Heaps are arrays for which
a[k] <= a[2*k+1] and
a[k] <= a[2*k+2]
for all k, counting elements from 0. For the sake of comparison,
non-existing elements are considered to be infinite. The interesting
property of a heap is that
a is always its smallest element.
The strange invariant above is meant to be an efficient memory
representation for a tournament. The numbers below are k, not
0 1 2 3 4 5 6 7 8 9 10 11 12 13 14 15 16 17 18 19 20 21 22 23 24 25 26 27 28 29 30
In the tree above, each cell k is topping
In an usual binary tournament we see in sports, each cell is the winner
over the two cells it tops, and we can trace the winner down the tree
to see all opponents s/he had. However, in many computer applications
of such tournaments, we do not need to trace the history of a winner.
To be more memory efficient, when a winner is promoted, we try to
replace it by something else at a lower level, and the rule becomes
that a cell and the two cells it tops contain three different items,
but the top cell "wins" over the two topped cells.
If this heap invariant is protected at all time, index 0 is clearly the overall winner. The simplest algorithmic way to remove it and find the "next" winner is to move some loser (let's say cell 30 in the diagram above) into the 0 position, and then percolate this new 0 down the tree, exchanging values, until the invariant is re-established. This is clearly logarithmic on the total number of items in the tree. By iterating over all items, you get an O(n log n) sort.
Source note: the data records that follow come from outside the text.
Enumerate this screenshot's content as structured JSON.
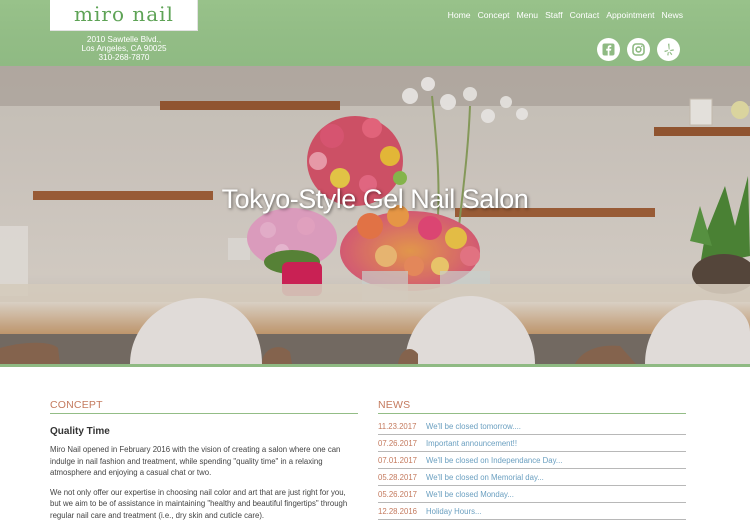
{
  "brand": {
    "logo_text": "miro nail"
  },
  "address": {
    "line1": "2010 Sawtelle Blvd.,",
    "line2": "Los Angeles, CA 90025",
    "phone": "310-268-7870"
  },
  "nav": [
    {
      "label": "Home"
    },
    {
      "label": "Concept"
    },
    {
      "label": "Menu"
    },
    {
      "label": "Staff"
    },
    {
      "label": "Contact"
    },
    {
      "label": "Appointment"
    },
    {
      "label": "News"
    }
  ],
  "social": [
    "facebook-icon",
    "instagram-icon",
    "yelp-icon"
  ],
  "hero": {
    "title": "Tokyo-Style Gel Nail Salon"
  },
  "concept": {
    "heading": "CONCEPT",
    "subheading": "Quality Time",
    "paragraphs": [
      "Miro Nail opened in February 2016 with the vision of creating a salon where one can indulge in nail fashion and treatment, while spending \"quality time\" in a relaxing atmosphere and enjoying a casual chat or two.",
      "We not only offer our expertise in choosing nail color and art that are just right for you, but we aim to be of assistance in maintaining \"healthy and beautiful fingertips\" through regular nail care and treatment (i.e., dry skin and cuticle care)."
    ]
  },
  "news": {
    "heading": "NEWS",
    "items": [
      {
        "date": "11.23.2017",
        "title": "We'll be closed tomorrow...."
      },
      {
        "date": "07.26.2017",
        "title": "Important announcement!!"
      },
      {
        "date": "07.01.2017",
        "title": "We'll be closed on Independance Day..."
      },
      {
        "date": "05.28.2017",
        "title": "We'll be closed on Memorial day..."
      },
      {
        "date": "05.26.2017",
        "title": "We'll be closed Monday..."
      },
      {
        "date": "12.28.2016",
        "title": "Holiday Hours..."
      }
    ]
  },
  "colors": {
    "header_green": "#93bd86",
    "accent_rust": "#c47a5e",
    "link_blue": "#6a9fc0"
  }
}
A nice feature of this sort is that you can efficiently insert new items while the sort is going on, provided that the inserted items are not "better" than the last 0'th element you extracted. This is especially useful in simulation contexts, where the tree holds all incoming events, and the "win" condition means the smallest scheduled time. When an event schedule other events for execution, they are scheduled into the future, so they can easily go into the heap. So, a heap is a good structure for implementing schedulers (this is what I used for my MIDI sequencer :-).
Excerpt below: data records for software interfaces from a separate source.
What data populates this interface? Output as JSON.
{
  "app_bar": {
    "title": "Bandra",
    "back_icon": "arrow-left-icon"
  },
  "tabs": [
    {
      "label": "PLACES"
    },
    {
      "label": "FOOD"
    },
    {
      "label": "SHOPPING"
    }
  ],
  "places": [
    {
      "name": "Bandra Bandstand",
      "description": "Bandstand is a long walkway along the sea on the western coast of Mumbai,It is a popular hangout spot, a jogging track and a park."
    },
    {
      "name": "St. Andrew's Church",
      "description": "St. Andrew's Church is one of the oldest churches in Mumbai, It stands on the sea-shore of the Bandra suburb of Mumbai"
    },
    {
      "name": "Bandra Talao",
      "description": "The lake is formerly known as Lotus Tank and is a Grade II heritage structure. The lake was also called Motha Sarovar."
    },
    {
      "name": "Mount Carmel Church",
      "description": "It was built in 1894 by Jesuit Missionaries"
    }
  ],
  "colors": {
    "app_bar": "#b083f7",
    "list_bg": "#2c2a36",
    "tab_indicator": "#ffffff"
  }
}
Various structures for implementing schedulers have been extensively studied, and heaps are good for this, as they are reasonably speedy, the speed is almost constant, and the worst case is not much different than the average case. However, there are other representations which are more efficient overall, yet the worst cases might be terrible.
Heaps are also very useful in big disk sorts. You most probably all know that a big sort implies producing "runs" (which are pre-sorted sequences, which size is usually related to the amount of CPU memory), followed by a merging passes for these runs, which merging is often very cleverly organised5.1. It is very important that the initial sort produces the longest runs possible. Tournaments are a good way to that. If, using all the memory available to hold a tournament, you replace and percolate items that happen to fit the current run, you'll produce runs which are twice the size of the memory for random input, and much better for input fuzzily ordered.
Moreover, if you output the 0'th item on disk and get an input which may not fit in the current tournament (because the value "wins" over the last output value), it cannot fit in the heap, so the size of the heap decreases. The freed memory could be cleverly reused immediately for progressively building a second heap, which grows at exactly the same rate the first heap is melting. When the first heap completely vanishes, you switch heaps and start a new run. Clever and quite effective!
In a word, heaps are useful memory structures to know. I use them in
a few applications, and I think it is good to keep a `heap' module